“We had to ask ourselves, why would a customer choose our place over another?” says Livio. “We worked backwards from there. The room needed to be beautiful, nice music, friendly people behind the bar. Coffee is a special time of day.”
Of course, at the core of their offering was high quality coffee. Marke, who took on the sourcing, went chasing some of the ‘big names’ in the roasting industry, managing to snag boutique American brand Stumptown Coffee Roasters.
Their offering is extensive: Platform 7 does everything from cold brew coffee (on tap!) to a traditional Con Panna - but surely their more impressive items come courtesy of their coffee bar. Using modern devices such as an Aeropress or glass Chemex, coffee is brewed with an expert sense of drama and performance. The Chemex, for example, is shaped like a glass egg timer, with ground coffee poured into a paper filter in the middle. Water is poured over the top, and the coffee filters through. Slow? Yes. Worth the wait? Absolutely.
Clearly, the commitment to the perfect cup of coffee is strong with Platform 7.
In an attitude that feels more high-end cocktail bar than local coffee shop, Livio is dedicated to making his guests feel as welcome as possible. Whilst many cafes look for high turnover - and higher profits - Livio is focused instead on building a loyal customer base.
“It’s all about the relationship between the barista and the customer,” says Livio. “They are our guests - we want them to feel that they are welcome, and that they are getting something special.”
The devil is in the details: latte art, hand delivery, or the theatrical preparation are all elements that take Platform 7 to a boutique offering. Indeed, among the ‘cattle call’ of modern coffee shops, Livio likes to think that they are returning a social aspect to the coffee ritual.
East Vancouver and Kitsilano are two pretty different sides of town.
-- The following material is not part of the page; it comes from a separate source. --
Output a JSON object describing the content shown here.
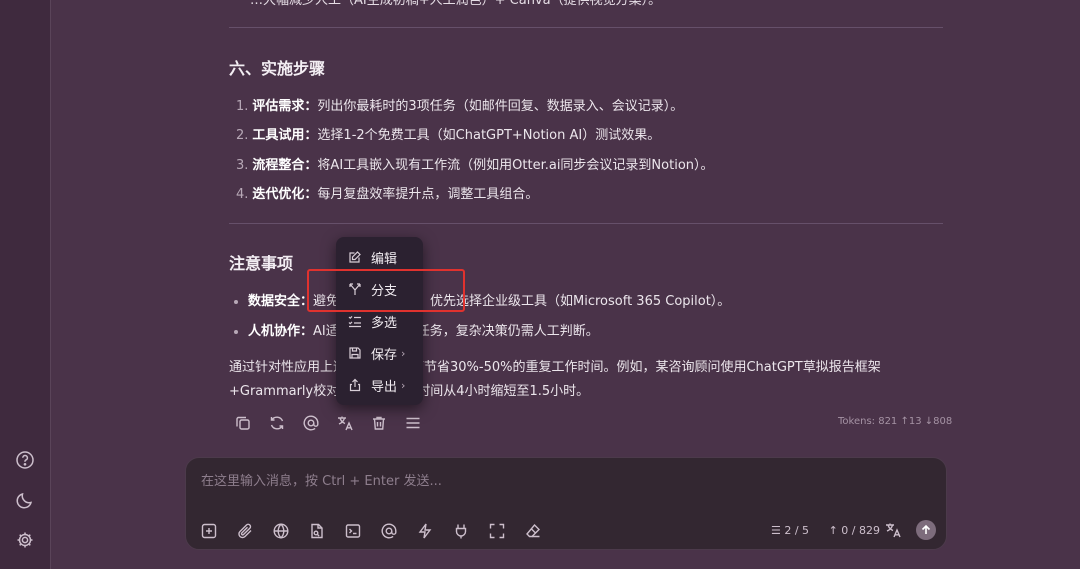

East Vancouver is gritty and tough, gentrified in recent years with creatives, artists, and advertising agencies. Kitsilano, on the other hand, is a waterfront suburb with a squeaky clean image - it is, after all, the home of yoga brand Lululemon. Unlike some franchises who may choose to change the look and feel depending on location, Platform 7 went with ‘completely identical’ strategies. For them, it always has been, and always will be, about the coffee.
“Vancouver is a real coffee town,” says Livio. “There’s lots of competition - but the way I look at it, the more people who are into coffee, the better we become.”
There’s nothing really that different about the two cafes: both have dodged flash-in-the-pan hospitality trends in favour for authentic coffee and expert service. Livio is surprised at the idea of changing his concept for interchangeable audiences - “Why would we? It’s all about the coffee, at the end of the day.”
As first timers to the coffee industry, Marke and Livio found Silver Chef through a supplier, and said that it gave them the chance to rent out items they were otherwise unable to.
“It was really helpful, and great service,” says Livio of his work with Silver Chef.
On their website, Livio says that he likes to think that “...perhaps, in that coffee cup we are handing you, we are serving "Joy."” And with their professional commitment to great service and boutique product, we can’t think of anything more joyful that a coffee at Platform 7.